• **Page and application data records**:
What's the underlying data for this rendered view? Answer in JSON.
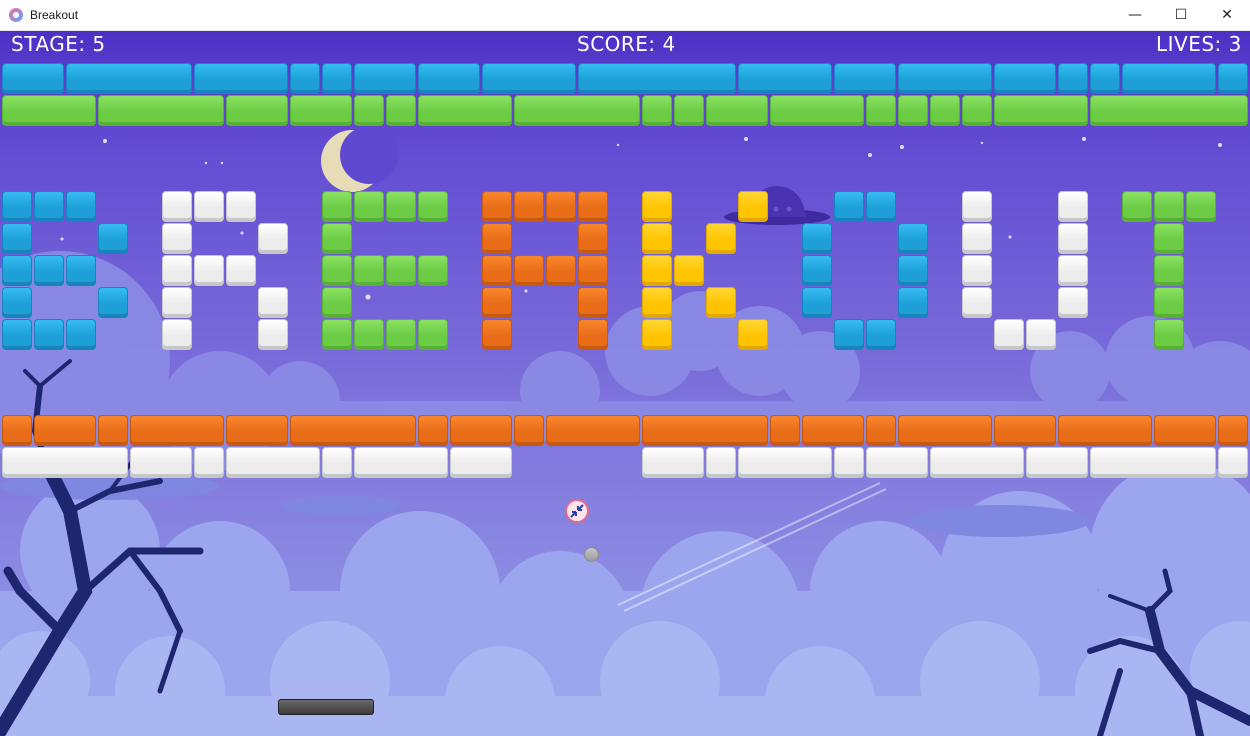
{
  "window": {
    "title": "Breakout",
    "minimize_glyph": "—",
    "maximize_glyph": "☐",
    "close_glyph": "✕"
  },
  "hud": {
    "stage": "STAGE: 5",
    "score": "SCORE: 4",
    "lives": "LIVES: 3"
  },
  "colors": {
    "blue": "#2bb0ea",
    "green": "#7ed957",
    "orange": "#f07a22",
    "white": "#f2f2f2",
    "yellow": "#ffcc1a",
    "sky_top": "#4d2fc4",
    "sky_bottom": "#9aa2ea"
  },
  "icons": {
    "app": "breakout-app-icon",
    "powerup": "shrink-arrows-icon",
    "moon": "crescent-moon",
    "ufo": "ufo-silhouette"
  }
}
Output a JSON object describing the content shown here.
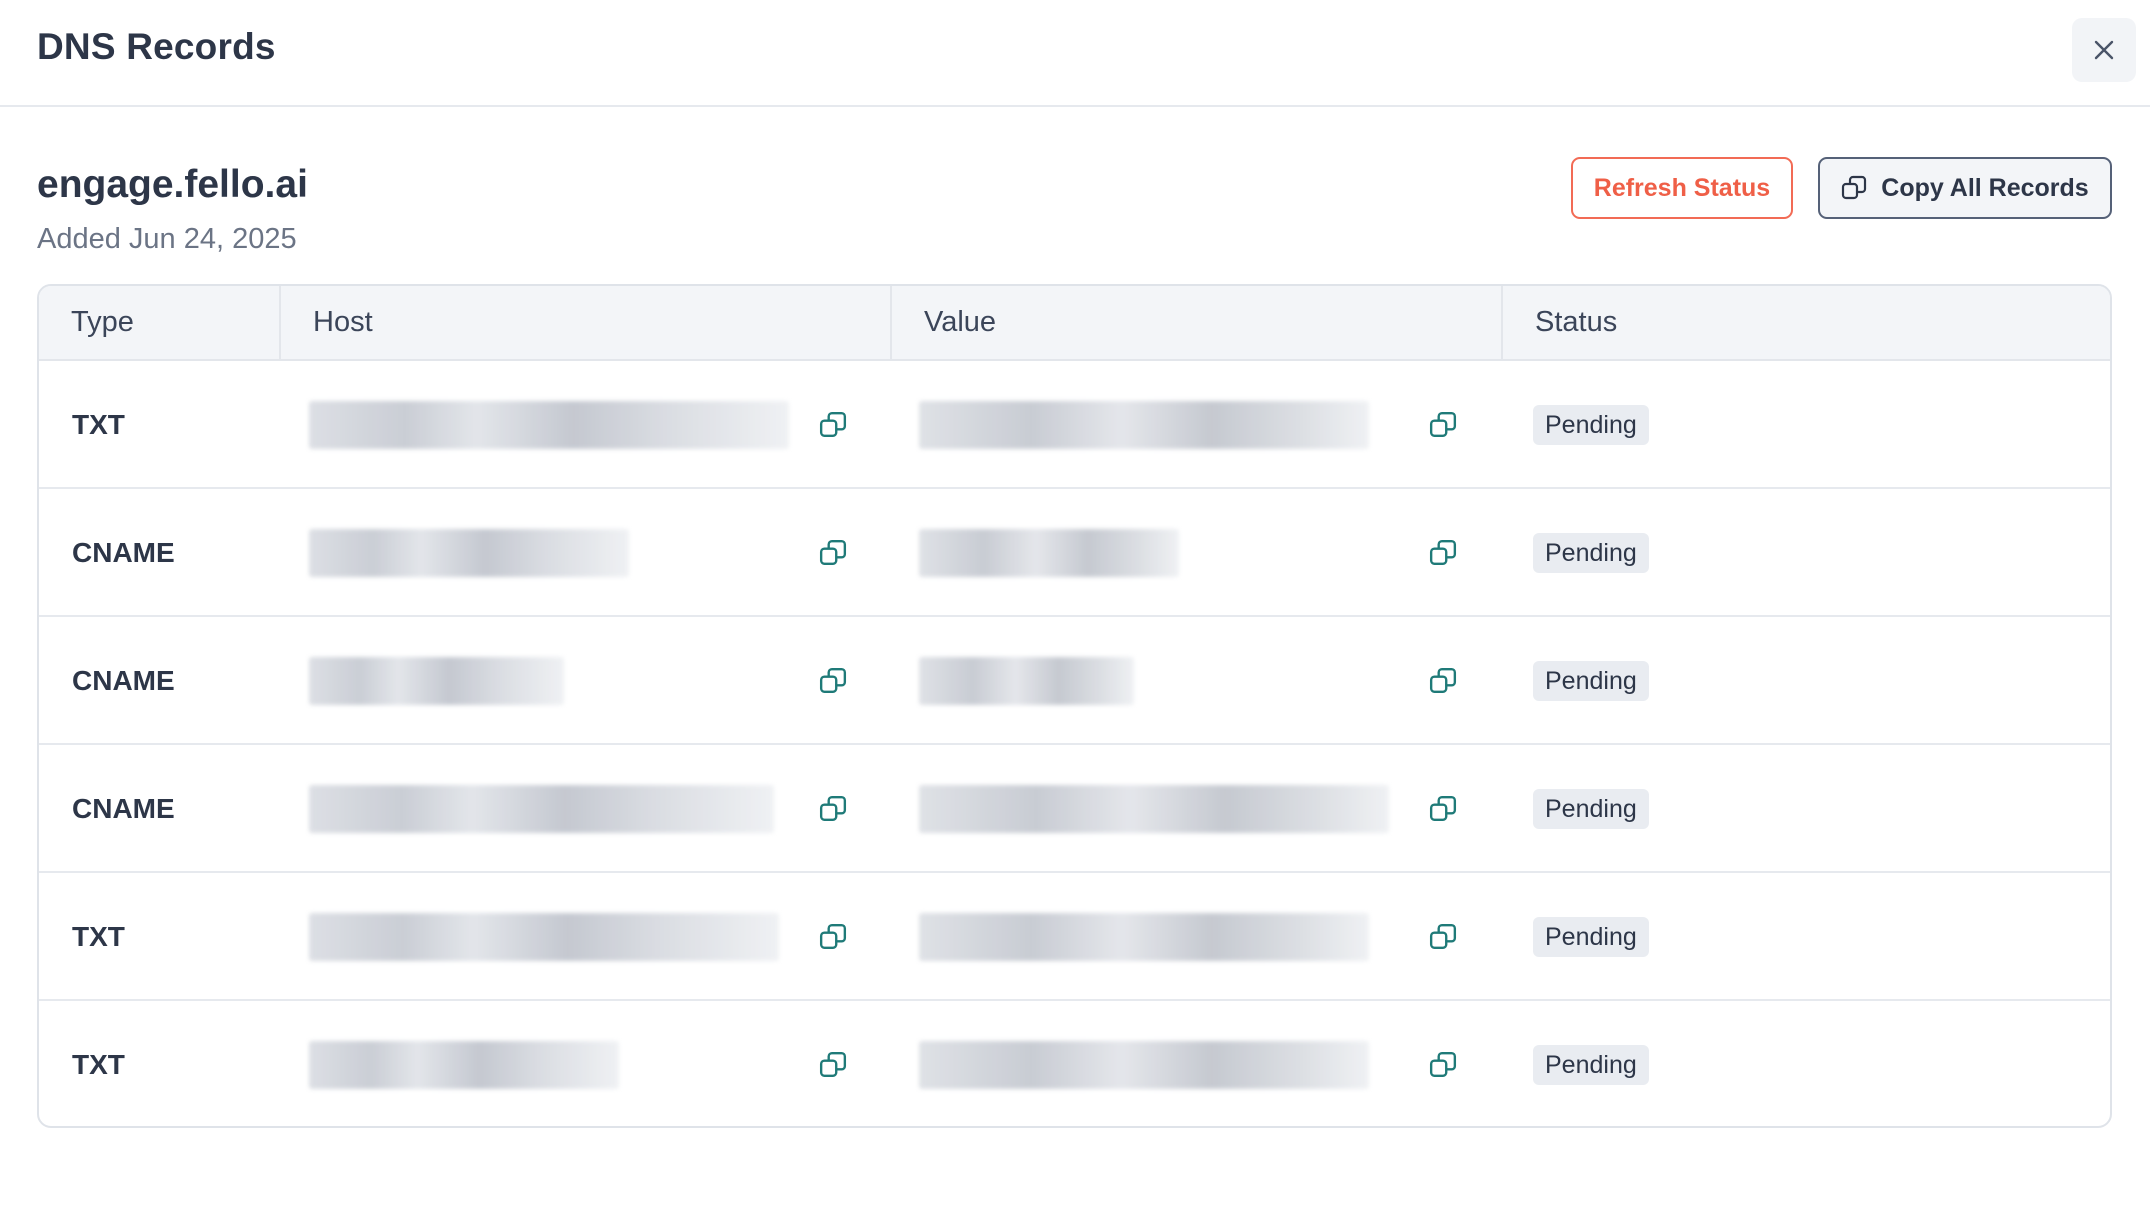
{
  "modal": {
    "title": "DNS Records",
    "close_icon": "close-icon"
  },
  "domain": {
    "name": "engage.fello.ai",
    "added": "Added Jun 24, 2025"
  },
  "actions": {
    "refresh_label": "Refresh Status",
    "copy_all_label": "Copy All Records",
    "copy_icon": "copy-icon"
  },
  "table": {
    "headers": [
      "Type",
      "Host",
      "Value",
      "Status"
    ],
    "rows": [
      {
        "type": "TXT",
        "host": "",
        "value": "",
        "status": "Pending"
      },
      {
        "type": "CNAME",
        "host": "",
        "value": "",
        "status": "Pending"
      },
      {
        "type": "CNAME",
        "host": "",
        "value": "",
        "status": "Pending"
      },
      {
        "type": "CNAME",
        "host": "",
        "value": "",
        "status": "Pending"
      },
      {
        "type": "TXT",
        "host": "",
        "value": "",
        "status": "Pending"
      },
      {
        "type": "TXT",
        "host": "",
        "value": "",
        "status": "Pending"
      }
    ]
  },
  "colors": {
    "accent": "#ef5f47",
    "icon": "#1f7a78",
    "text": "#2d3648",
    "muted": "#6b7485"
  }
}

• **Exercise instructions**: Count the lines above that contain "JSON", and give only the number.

• **Task response**: 2